This 1982 Kaleidoscope report interviews artist Theo Schoon, on his return to New Zealand after a decade in Sydney and Bali. Schoon was a pioneer as a Pākehā engaging with Māori design, melding modernist and Māori motifs (e.g. moko and kowhaiwhai patterns). He discusses his earlier estrangement from the New Zealand art world ("talking to the deaf"), his eight years documenting Māori cave drawings ("art galleries of a sort, art galleries that I'd never been conscious of"), growing and carving gourds, and being inspired by Rotorua’s geothermal activity. Schoon died in 1985.

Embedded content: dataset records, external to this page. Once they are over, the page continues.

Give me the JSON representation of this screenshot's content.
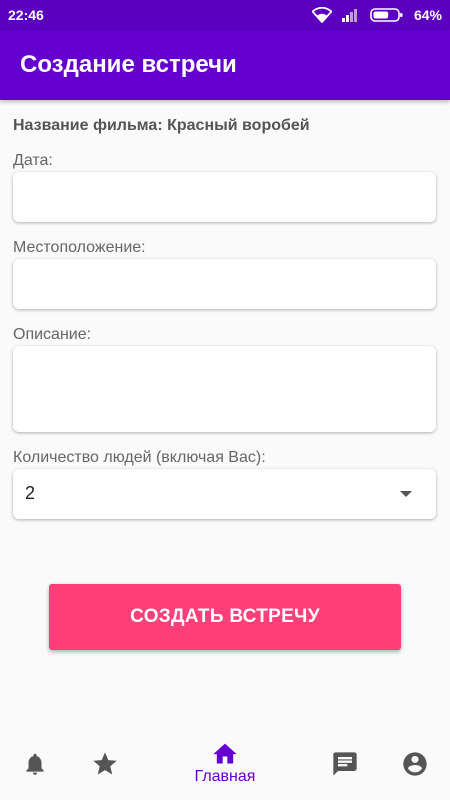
{
  "status_bar": {
    "time": "22:46",
    "battery_percent": "64%",
    "battery_level": 0.64
  },
  "app_bar": {
    "title": "Создание встречи"
  },
  "form": {
    "movie_line": "Название фильма: Красный воробей",
    "date_label": "Дата:",
    "date_value": "",
    "location_label": "Местоположение:",
    "location_value": "",
    "description_label": "Описание:",
    "description_value": "",
    "people_label": "Количество людей (включая Вас):",
    "people_value": "2"
  },
  "create_button": {
    "label": "СОЗДАТЬ ВСТРЕЧУ"
  },
  "bottom_nav": {
    "items": [
      {
        "icon": "bell-icon",
        "label": ""
      },
      {
        "icon": "star-icon",
        "label": ""
      },
      {
        "icon": "home-icon",
        "label": "Главная",
        "active": true
      },
      {
        "icon": "chat-icon",
        "label": ""
      },
      {
        "icon": "account-icon",
        "label": ""
      }
    ]
  },
  "colors": {
    "status_bar": "#5c00bf",
    "app_bar": "#6300cf",
    "accent_button": "#ff3f7a",
    "nav_active": "#6300cf",
    "nav_inactive": "#555555"
  }
}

Episode 10 of season two of The Big Art Trip kicks off in Timaru, birthplace of artist Colin McCahon, where hosts Fiona and Douglas check out a collection of his paintings. Next it’s Dunedin to meet designer Vita Cochran, who makes handbags and other objects, and they visit the studio of Jeffrey Harris who talks about his evolving painting style. Dancer and choreographer Shona Dunlop MacTavish describes her career and life as a young woman in 1930s Europe and artist Grahame Sydney discusses landscapes, nudes, surrealism and his love for the Otago countryside.
The third of Pasta Productions’ popular All Blacks documentaries sees winger John Kirwan provide running commentary on the team’s path to the 1991 World Cup in England: from Argentina to Sydney and Auckland to contest the Bledisloe; from facing bottle and orange missiles in Tucumán to touch on Bondi Beach. JK muses on why coach Alex Wyllie is nicknamed ‘Grizz’, Neil and Tim Finn provide musical accompaniment (“I see black”), and Canterbury Uglies are the training uniform du jour. Meanwhile on-field signs are ominous for the reigning world champs.
This 1977 film looks at the meeting of the 'two rivers' (Māori and Pākehā, oral and written) of the Aotearoa literary tradition. Rowley Habib is a guide as hui take place and readings of contemporary Māori poetry are set to images of Māori life, from Parihaka and land march photos to Bastion Point, urban scenes and a Black Power hangi. Poets include Mana Cracknell, Peter Croucher, Robin Kora, (a young) Keri Hulme, Brian King, Apirana Taylor, Katarina Mataira, Don Selwyn, Henare Dewes, Rangi Faith, Dinah Rawiri, Haare Williams, Hone Tuwhare, and Arapera Blank.
ITM Fishing Show host Matt Watson tried to convince his wife fishing was fun by making his own TV show. He succeeded, and has since featured on David Letterman’s Late Show jumping from a helicopter to nab a marlin, and helped everyone from Richie McCaw to Joseph Parker get their catch of the day. This episode is the opener to the first TVNZ run of the series. Watson's team head out to Northland’s Whangaroa Harbour and the Cavalli Islands, where they test lures and compare tackle with an Aussie guest. They cast for kahawai and kingfish, and spot an elusive marlin.
Before he was a British MP Austin Mitchell spent time downunder, where he was a well known NZBC broadcaster in the 60s and published bestselling book The Half Gallon Quarter Acre Pavlova Paradise, a satirical commentary on all things Kiwi. In the first part of this three part series, he returns south to clock the changes. He begins at Otago University, where he lectured in the 60s, and notes a new Pākehā view of their history. Mitchell then talks wine with actor Sam Neill in Central Otago, and en route to Christchurch meets some uniquely 'mainland' entrepreneurs.